The success of the RTS Link project thus depends on how the PH government values its worth – both in terms of tangible economic benefits and the intangible benefits of closer Malaysia-Singapore ties. More than the question of affordability, the project’s progress hinges on the new government’s priorities. And that may boil down to the man at the helm who is setting the tone.
Improved Malaysia-Singapore relations require a shift in mindset
Personalities can play a substantial role in politics, especially when it comes to the head of government. Bilateral ties were relatively strong under the watch of Najib Razak and Lee Hsien Loong. With Mahathir guiding the ship, the Straits of Johor has become choppy.
The resurgence of bilateral spats is reminiscent of the ‘confrontational diplomacy and barbed rhetoric’ between Malaysia and Singapore which characterised Mahathir’s time as prime minister from 1981 to 2003. Mahathir’s past foreign policy practices have earned him a reputation of taking an obstinate “my way or the highway” approach, when dealing with his Singaporean counterparts.
If the two neighbours desire stable and conducive ties, a mindset shift is required.
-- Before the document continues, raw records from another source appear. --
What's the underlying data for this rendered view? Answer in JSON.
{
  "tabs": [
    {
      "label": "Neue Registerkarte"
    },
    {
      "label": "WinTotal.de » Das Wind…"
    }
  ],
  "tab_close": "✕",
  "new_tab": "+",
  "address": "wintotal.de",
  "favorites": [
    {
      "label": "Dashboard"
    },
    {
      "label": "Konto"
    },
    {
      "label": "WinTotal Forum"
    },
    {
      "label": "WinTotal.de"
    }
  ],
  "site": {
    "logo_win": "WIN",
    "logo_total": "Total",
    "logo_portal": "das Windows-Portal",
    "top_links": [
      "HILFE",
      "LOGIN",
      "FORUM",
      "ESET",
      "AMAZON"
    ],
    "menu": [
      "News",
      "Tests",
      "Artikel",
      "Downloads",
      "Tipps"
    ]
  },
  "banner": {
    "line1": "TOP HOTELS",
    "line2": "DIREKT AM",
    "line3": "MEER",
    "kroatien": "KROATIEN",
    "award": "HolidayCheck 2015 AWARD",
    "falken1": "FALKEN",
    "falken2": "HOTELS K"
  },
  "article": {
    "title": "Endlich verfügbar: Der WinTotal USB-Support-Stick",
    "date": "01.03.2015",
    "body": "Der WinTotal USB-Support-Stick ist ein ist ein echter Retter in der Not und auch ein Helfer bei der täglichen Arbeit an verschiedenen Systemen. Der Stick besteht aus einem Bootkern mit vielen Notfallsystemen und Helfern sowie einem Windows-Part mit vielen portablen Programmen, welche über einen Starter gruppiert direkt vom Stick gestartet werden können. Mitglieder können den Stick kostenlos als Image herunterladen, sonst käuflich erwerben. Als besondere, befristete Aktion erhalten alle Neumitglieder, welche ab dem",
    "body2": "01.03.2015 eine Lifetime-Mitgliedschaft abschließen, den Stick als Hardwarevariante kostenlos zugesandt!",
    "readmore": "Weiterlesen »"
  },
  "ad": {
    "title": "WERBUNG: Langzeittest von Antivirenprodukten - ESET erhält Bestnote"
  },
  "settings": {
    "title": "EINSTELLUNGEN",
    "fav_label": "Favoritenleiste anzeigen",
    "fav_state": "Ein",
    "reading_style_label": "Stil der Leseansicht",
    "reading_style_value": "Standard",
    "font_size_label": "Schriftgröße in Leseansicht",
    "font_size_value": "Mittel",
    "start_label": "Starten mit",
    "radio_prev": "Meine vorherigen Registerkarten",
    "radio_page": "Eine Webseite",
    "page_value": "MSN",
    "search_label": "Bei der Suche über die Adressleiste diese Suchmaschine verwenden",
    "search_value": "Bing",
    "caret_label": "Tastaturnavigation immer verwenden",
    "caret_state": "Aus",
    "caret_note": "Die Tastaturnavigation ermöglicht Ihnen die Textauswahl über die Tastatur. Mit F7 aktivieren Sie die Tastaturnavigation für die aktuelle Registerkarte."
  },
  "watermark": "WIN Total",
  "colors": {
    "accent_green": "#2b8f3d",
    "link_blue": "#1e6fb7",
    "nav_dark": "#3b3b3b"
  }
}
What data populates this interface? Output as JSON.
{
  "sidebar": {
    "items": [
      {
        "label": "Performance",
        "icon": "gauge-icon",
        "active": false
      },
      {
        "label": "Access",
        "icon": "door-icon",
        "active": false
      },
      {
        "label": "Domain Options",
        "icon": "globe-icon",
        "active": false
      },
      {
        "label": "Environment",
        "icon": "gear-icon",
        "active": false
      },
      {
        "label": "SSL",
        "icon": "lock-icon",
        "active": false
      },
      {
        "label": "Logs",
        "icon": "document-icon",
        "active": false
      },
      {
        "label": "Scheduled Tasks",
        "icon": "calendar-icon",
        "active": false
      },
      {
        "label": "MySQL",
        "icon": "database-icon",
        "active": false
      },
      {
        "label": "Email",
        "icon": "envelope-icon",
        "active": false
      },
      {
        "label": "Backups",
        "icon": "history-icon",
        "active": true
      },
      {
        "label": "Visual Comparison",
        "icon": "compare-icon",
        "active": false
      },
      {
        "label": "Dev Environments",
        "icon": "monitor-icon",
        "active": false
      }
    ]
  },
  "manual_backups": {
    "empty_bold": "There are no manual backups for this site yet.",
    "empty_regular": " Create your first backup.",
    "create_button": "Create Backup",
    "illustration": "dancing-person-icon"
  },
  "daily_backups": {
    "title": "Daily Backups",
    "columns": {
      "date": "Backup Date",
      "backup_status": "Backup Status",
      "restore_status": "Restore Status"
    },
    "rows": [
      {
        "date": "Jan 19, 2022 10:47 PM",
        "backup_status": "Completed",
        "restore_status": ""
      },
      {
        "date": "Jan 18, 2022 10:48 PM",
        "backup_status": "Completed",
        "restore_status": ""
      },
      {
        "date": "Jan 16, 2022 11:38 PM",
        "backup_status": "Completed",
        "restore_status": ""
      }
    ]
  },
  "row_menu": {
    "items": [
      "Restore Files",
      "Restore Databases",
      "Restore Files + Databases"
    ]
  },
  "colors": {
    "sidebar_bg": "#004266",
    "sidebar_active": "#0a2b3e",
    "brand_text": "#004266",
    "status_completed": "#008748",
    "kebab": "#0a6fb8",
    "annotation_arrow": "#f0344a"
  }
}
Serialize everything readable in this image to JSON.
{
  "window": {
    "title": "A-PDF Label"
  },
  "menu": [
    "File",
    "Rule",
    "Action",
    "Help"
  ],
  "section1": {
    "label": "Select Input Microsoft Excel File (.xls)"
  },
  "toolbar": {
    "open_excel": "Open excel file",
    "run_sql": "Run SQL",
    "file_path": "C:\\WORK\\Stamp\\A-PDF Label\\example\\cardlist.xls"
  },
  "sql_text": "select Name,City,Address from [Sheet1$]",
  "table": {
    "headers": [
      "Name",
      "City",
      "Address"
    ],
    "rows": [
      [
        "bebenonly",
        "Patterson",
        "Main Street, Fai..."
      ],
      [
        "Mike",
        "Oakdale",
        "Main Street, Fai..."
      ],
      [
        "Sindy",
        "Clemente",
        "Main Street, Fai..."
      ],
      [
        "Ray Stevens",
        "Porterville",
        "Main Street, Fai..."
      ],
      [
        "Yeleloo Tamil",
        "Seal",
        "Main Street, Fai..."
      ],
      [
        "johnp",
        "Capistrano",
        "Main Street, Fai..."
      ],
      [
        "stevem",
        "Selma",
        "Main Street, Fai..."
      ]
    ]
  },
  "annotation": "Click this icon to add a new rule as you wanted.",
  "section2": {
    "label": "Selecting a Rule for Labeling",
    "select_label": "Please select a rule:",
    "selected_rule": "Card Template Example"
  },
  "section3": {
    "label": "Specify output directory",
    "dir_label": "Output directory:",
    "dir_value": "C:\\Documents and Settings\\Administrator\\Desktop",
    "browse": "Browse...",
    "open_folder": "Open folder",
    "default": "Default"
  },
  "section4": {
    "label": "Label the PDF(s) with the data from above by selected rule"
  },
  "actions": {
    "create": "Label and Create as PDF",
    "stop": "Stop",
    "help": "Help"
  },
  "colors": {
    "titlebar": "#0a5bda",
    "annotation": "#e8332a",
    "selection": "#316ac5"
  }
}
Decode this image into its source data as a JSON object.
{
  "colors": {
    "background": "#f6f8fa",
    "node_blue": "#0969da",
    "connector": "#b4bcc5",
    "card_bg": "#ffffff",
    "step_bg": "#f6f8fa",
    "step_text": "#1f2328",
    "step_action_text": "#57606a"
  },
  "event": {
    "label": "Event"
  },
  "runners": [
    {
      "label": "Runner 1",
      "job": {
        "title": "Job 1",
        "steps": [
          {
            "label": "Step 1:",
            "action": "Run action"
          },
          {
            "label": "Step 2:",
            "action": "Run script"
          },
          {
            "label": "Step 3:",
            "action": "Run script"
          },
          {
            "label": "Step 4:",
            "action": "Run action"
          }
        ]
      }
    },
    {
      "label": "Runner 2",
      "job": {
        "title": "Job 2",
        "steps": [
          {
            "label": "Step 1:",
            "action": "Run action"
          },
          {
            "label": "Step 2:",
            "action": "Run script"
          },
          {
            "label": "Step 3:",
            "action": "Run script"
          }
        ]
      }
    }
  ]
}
Their leaders need to put down their historical baggage. They must reject nationalism fuelled by bilateral rivalry. The RTS Link is a step in the right direction and an opportunity to restore calm across the Straits of Johor. Malaysia and Singapore need to build, not break, bridges.